control. Sensitive data will now be under the control of a third-party and according to some
experts this is a compliance issue and some feel that this is probably going to be the end of
confidential records management (Cunningham & Wilkins, 2009, p. 7). When it comes to the
disclosure policies, some people do not know where to draw the line and knowingly or
unknowingly share vital information and with data out on the third-party space that concern
becomes even more critical. With everything accessible through internet, business will be
totally dependent on the network and the service provider’s infrastructure. Business will
come to a halt if the network/ internet are down. As illustrated by Patrick Cunningham in his
article (2009), currently in the IT world when we need to troubleshoot an issue, one
advantage in our favor is that the application logs and the database are within the premises of

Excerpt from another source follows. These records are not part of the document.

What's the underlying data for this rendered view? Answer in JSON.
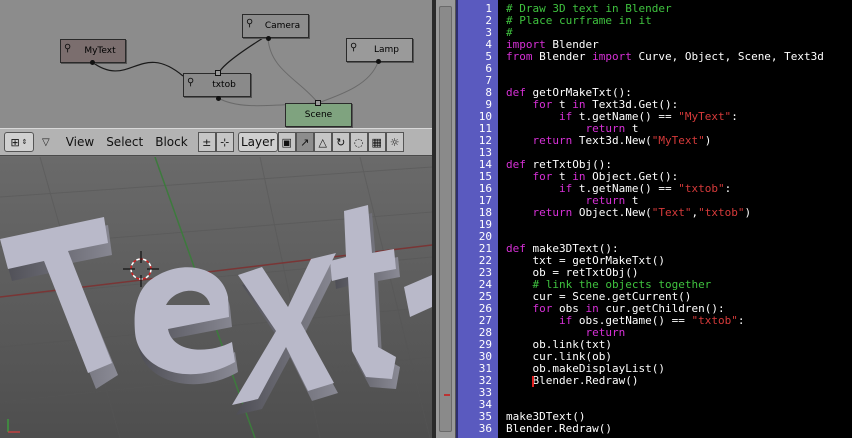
{
  "graph": {
    "nodes": [
      {
        "id": "camera",
        "label": "Camera",
        "glyph": "⚲",
        "fill": "#8e8e8e"
      },
      {
        "id": "mytext",
        "label": "MyText",
        "glyph": "⚲",
        "fill": "#7b6e6e"
      },
      {
        "id": "lamp",
        "label": "Lamp",
        "glyph": "⚲",
        "fill": "#9a9a9a"
      },
      {
        "id": "txtob",
        "label": "txtob",
        "glyph": "⚲",
        "fill": "#8a8a8a"
      },
      {
        "id": "scene",
        "label": "Scene",
        "glyph": "",
        "fill": "#7fa37f"
      }
    ]
  },
  "header": {
    "editor_type_glyph": "⊞",
    "menu": [
      "View",
      "Select",
      "Block"
    ],
    "layer_label": "Layer",
    "colors": {
      "background": "#b3b3b3"
    }
  },
  "viewport": {
    "text_object": "Text",
    "colors": {
      "text_face": "#b9b9c9",
      "background": "#5c5c5c",
      "grid_red": "#7a3535",
      "grid_green": "#3d7a3d"
    }
  },
  "editor": {
    "colors": {
      "comment": "#3fc23f",
      "keyword": "#d630d6",
      "string": "#d63a3a",
      "gutter": "#5a5abf",
      "bg": "#000000"
    },
    "cursor_line": 32,
    "lines": [
      {
        "n": "1",
        "tokens": [
          [
            "c",
            "# Draw 3D text in Blender"
          ]
        ]
      },
      {
        "n": "2",
        "tokens": [
          [
            "c",
            "# Place curframe in it"
          ]
        ]
      },
      {
        "n": "3",
        "tokens": [
          [
            "c",
            "#"
          ]
        ]
      },
      {
        "n": "4",
        "tokens": [
          [
            "k",
            "import"
          ],
          [
            "n",
            " Blender"
          ]
        ]
      },
      {
        "n": "5",
        "tokens": [
          [
            "k",
            "from"
          ],
          [
            "n",
            " Blender "
          ],
          [
            "k",
            "import"
          ],
          [
            "n",
            " Curve, Object, Scene, Text3d"
          ]
        ]
      },
      {
        "n": "6",
        "tokens": []
      },
      {
        "n": "7",
        "tokens": []
      },
      {
        "n": "8",
        "tokens": [
          [
            "k",
            "def"
          ],
          [
            "n",
            " getOrMakeTxt():"
          ]
        ]
      },
      {
        "n": "9",
        "tokens": [
          [
            "n",
            "    "
          ],
          [
            "k",
            "for"
          ],
          [
            "n",
            " t "
          ],
          [
            "k",
            "in"
          ],
          [
            "n",
            " Text3d.Get():"
          ]
        ]
      },
      {
        "n": "10",
        "tokens": [
          [
            "n",
            "        "
          ],
          [
            "k",
            "if"
          ],
          [
            "n",
            " t.getName() == "
          ],
          [
            "s",
            "\"MyText\""
          ],
          [
            "n",
            ":"
          ]
        ]
      },
      {
        "n": "11",
        "tokens": [
          [
            "n",
            "            "
          ],
          [
            "k",
            "return"
          ],
          [
            "n",
            " t"
          ]
        ]
      },
      {
        "n": "12",
        "tokens": [
          [
            "n",
            "    "
          ],
          [
            "k",
            "return"
          ],
          [
            "n",
            " Text3d.New("
          ],
          [
            "s",
            "\"MyText\""
          ],
          [
            "n",
            ")"
          ]
        ]
      },
      {
        "n": "13",
        "tokens": []
      },
      {
        "n": "14",
        "tokens": [
          [
            "k",
            "def"
          ],
          [
            "n",
            " retTxtObj():"
          ]
        ]
      },
      {
        "n": "15",
        "tokens": [
          [
            "n",
            "    "
          ],
          [
            "k",
            "for"
          ],
          [
            "n",
            " t "
          ],
          [
            "k",
            "in"
          ],
          [
            "n",
            " Object.Get():"
          ]
        ]
      },
      {
        "n": "16",
        "tokens": [
          [
            "n",
            "        "
          ],
          [
            "k",
            "if"
          ],
          [
            "n",
            " t.getName() == "
          ],
          [
            "s",
            "\"txtob\""
          ],
          [
            "n",
            ":"
          ]
        ]
      },
      {
        "n": "17",
        "tokens": [
          [
            "n",
            "            "
          ],
          [
            "k",
            "return"
          ],
          [
            "n",
            " t"
          ]
        ]
      },
      {
        "n": "18",
        "tokens": [
          [
            "n",
            "    "
          ],
          [
            "k",
            "return"
          ],
          [
            "n",
            " Object.New("
          ],
          [
            "s",
            "\"Text\""
          ],
          [
            "n",
            ","
          ],
          [
            "s",
            "\"txtob\""
          ],
          [
            "n",
            ")"
          ]
        ]
      },
      {
        "n": "19",
        "tokens": []
      },
      {
        "n": "20",
        "tokens": []
      },
      {
        "n": "21",
        "tokens": [
          [
            "k",
            "def"
          ],
          [
            "n",
            " make3DText():"
          ]
        ]
      },
      {
        "n": "22",
        "tokens": [
          [
            "n",
            "    txt = getOrMakeTxt()"
          ]
        ]
      },
      {
        "n": "23",
        "tokens": [
          [
            "n",
            "    ob = retTxtObj()"
          ]
        ]
      },
      {
        "n": "24",
        "tokens": [
          [
            "n",
            "    "
          ],
          [
            "c",
            "# link the objects together"
          ]
        ]
      },
      {
        "n": "25",
        "tokens": [
          [
            "n",
            "    cur = Scene.getCurrent()"
          ]
        ]
      },
      {
        "n": "26",
        "tokens": [
          [
            "n",
            "    "
          ],
          [
            "k",
            "for"
          ],
          [
            "n",
            " obs "
          ],
          [
            "k",
            "in"
          ],
          [
            "n",
            " cur.getChildren():"
          ]
        ]
      },
      {
        "n": "27",
        "tokens": [
          [
            "n",
            "        "
          ],
          [
            "k",
            "if"
          ],
          [
            "n",
            " obs.getName() == "
          ],
          [
            "s",
            "\"txtob\""
          ],
          [
            "n",
            ":"
          ]
        ]
      },
      {
        "n": "28",
        "tokens": [
          [
            "n",
            "            "
          ],
          [
            "k",
            "return"
          ]
        ]
      },
      {
        "n": "29",
        "tokens": [
          [
            "n",
            "    ob.link(txt)"
          ]
        ]
      },
      {
        "n": "30",
        "tokens": [
          [
            "n",
            "    cur.link(ob)"
          ]
        ]
      },
      {
        "n": "31",
        "tokens": [
          [
            "n",
            "    ob.makeDisplayList()"
          ]
        ]
      },
      {
        "n": "32",
        "tokens": [
          [
            "n",
            "    Blender.Redraw()"
          ]
        ]
      },
      {
        "n": "33",
        "tokens": []
      },
      {
        "n": "34",
        "tokens": []
      },
      {
        "n": "35",
        "tokens": [
          [
            "n",
            "make3DText()"
          ]
        ]
      },
      {
        "n": "36",
        "tokens": [
          [
            "n",
            "Blender.Redraw()"
          ]
        ]
      }
    ]
  }
}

the enterprise. With the shift to cloud, this aspect will be lost and thus special support or
contract binding needs will be there between the service provider and the business for ediscovery. With business sensitive internal data being maintained by the vendor the

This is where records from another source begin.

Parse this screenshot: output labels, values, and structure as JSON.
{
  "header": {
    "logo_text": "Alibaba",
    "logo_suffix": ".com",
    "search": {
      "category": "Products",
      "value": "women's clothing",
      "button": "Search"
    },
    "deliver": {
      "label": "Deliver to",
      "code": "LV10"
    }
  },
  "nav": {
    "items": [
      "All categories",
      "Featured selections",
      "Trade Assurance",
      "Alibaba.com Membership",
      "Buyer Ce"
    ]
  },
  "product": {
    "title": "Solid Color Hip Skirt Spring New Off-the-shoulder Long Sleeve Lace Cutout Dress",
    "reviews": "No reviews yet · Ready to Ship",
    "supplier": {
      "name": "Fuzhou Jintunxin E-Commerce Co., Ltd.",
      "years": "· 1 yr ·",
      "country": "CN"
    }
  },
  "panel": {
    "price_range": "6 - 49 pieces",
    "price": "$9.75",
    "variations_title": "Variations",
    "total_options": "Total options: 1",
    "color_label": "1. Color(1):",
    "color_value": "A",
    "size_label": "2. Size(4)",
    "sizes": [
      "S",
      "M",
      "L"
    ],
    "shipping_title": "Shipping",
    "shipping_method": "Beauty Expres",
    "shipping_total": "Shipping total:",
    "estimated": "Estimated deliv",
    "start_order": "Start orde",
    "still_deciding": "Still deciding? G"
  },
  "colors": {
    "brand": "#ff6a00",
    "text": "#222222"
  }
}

dependency on the vendor’s unique API and proprietary interfaces could create a possible
lock-in with the vendor. If under some circumstance the business is dissatisfied with the
vendor, moving to a new vendor means data needs to be reformatted and converted which can

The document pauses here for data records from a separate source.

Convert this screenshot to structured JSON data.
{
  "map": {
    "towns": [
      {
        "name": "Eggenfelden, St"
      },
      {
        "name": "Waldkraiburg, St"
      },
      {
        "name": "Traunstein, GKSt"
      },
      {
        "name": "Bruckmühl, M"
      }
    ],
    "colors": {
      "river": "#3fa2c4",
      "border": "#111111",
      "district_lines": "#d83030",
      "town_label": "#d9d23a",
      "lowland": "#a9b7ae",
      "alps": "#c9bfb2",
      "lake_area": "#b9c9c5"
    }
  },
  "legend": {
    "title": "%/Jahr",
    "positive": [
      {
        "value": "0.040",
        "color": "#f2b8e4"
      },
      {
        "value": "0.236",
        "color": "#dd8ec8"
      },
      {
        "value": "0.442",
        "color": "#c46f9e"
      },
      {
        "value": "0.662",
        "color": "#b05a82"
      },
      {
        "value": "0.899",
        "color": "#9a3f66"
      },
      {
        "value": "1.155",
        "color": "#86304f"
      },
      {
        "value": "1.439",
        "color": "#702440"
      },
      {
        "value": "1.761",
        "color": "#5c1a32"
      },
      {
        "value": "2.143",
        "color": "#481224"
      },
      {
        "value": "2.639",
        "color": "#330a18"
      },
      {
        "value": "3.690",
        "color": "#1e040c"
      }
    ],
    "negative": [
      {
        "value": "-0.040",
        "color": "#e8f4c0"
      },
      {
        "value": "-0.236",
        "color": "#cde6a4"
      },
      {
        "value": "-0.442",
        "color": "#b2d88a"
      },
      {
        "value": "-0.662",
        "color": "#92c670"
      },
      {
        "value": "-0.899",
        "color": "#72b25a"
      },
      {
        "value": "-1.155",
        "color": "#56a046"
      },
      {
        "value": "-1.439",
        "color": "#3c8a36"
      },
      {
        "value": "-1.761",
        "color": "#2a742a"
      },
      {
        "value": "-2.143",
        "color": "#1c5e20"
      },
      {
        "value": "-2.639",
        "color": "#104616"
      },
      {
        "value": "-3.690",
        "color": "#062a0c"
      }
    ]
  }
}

be time consuming and expensive (Brandel, 2009, p.1).
Return on Investment
By moving to cloud computing companies can save huge amount of money. As illustrated by
Raichura (2009), in couple of online articles please find below charts showing examples of
savings that an organization can achieve by moving to the cloud. The first table illustrates the
difference in cost of having infrastructure on premises versus having it in the cloud. The
second table illustrates the cost saving considering storage, service, infrastructure and
platform in the cloud.
After having discussed the merits and de-merits it clearly stands out that there is no one clear
answer in favor or against of cloud computing. So far it seems that is going to be a hybrid
solution from the corporate standpoint. Some critical, business sensitive applications will
continue with the traditional business model till the concerns about privacy and legal matters
are cleared from cloud computing whereas simple canned applications will become more and
more popular in the cloud space. The concept and technology is here to stay but it still in its
infancy and there is a long road ahead to get to maturity.
Brandel,M.(2009).The Trouble with Cloud Vendor Lock in. Retrieved from
Cunningham, P. & Wilkins, J. (2009). A Walk in the Cloud. Information Management
(15352897), 43(1), 22-30. Retrieved from Computers & Applied Sciences Complete
Erdogmus, H, (2009). Cloud Computing:Does Nirvana Hide behind the Nebula?
Knorr, E. & Gruman, G. (n.d). What cloud computing really means. Retrieved from
Nelson, M. (2009). The Cloud, the Crowd, and Public Policy. Issues in Science &
Technology, 25(4), 71-76. Retrieved from Computers & Applied Sciences Complete
Raichura, B.J. (2009). The cloud ROI Framework. Retrieved from
Raichura, B.J. (2009). The Economics of cloud computing. Retrieved from
Zhong, L., Wo,T, Li, J. & Li,B. (2010). A Virtualization-based SaaS Enabling
Architecture for Cloud Computing.2010 Sixth International Conference on
Autonomic and Autonomous Systems. pp.144-149.